Decluttering your home for selling?
Knowing when to stop is the key
When styling your home for sale, decluttering is one of the easiest things you can do to improve the look, feel and flow of the property. Decluttering can be achieved for little or no cost and will immediately improve the property’s appeal to buyers. Knowing when to stop, however, sometimes gets lost in the process. Removing too much from the home will result in a property that lacks personality and life.
The aim is to market a home that feels spacious and welcoming, not empty and clinical. Here’s some tips to help you find the balance:
The ‘no brainer’ items
These items can be boxed up and safely removed to off-site storage.
- Christmas Decorations
- Camping gear
- Out of season clothes
- Family photos, albums
- Out of season sports gear
- Non-essential baking ware
- Old DVD’s and CD’s
The ‘consider carefully’ items
These items should enhance the space and are used to highlight the home’s features. If you are unsure about what to keep and what to remove, you may like to get some advice from a professional Home Stager.
- Books, accessories and pot plants (*see note below)
- Excess linens and towels
- Excess freestanding furniture – e.g. shelving units, tables, seating
*A special note about books and Accessories
An overcrowded book shelf is the most common thing I see during consultations. Overcrowded shelves and cupboards give buyers the impression that there is not enough storage space. Select display items carefully to create the impression of space while keeping a lived in, homely feel.
- Books – Keep some picture books for the coffee table and any built in shelving. Consider the colour scheme of the room and if possible, coordinate the colour of the books with artwork, cushions and other accessories.
- Accessories – While ‘less is more’ is the general mantra for selling, some decorator items are essential. Groups of 3 work well and larger items usually show better in photographs.

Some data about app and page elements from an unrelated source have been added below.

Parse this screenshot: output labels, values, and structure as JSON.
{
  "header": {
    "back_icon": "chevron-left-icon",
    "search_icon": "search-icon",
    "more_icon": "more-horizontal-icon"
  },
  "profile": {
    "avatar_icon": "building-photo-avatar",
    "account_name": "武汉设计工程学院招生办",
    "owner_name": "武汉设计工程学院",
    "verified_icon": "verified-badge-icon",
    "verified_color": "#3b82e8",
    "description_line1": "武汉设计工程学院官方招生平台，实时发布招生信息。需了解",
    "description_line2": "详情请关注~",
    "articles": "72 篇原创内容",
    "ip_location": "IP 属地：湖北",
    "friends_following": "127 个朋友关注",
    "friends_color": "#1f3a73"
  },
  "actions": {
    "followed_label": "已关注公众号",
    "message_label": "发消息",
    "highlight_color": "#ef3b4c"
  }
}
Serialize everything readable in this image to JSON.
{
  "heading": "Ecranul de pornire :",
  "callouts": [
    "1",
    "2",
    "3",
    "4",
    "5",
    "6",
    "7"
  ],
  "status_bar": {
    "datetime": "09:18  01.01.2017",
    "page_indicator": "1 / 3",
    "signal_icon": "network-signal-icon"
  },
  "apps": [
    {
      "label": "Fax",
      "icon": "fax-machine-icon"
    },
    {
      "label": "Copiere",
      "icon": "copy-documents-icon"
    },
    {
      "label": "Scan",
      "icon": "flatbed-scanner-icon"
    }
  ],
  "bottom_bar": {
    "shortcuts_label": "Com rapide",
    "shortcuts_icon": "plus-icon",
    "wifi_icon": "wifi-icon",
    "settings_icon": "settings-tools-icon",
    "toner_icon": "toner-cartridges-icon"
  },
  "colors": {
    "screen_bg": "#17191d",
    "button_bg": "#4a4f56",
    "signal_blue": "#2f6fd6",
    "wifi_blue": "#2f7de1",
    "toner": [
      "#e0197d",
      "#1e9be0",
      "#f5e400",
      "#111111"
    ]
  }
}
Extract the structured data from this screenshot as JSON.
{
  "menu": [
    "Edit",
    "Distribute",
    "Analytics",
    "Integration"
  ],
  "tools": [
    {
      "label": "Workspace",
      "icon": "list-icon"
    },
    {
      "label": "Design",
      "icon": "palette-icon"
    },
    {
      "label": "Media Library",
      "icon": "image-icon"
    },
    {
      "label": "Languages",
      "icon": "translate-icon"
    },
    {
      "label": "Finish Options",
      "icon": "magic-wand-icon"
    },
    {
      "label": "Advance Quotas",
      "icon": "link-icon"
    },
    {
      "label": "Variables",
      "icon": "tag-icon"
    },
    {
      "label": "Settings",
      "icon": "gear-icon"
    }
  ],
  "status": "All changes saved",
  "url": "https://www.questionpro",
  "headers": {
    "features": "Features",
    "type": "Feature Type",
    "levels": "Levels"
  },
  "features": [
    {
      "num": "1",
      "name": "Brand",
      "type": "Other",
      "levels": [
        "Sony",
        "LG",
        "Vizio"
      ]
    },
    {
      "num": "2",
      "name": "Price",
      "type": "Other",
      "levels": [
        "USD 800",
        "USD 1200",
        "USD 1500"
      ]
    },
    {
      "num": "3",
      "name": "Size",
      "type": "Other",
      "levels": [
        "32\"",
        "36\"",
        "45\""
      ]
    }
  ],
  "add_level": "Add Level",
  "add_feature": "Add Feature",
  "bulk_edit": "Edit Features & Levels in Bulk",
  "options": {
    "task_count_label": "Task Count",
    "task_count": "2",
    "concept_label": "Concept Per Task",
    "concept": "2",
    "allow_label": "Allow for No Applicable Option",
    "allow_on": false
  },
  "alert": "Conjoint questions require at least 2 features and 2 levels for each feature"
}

- Pot Plants – Plants give a fresh, cooling feel to the al fresco area but too many pots look untidy and reduce the useable space.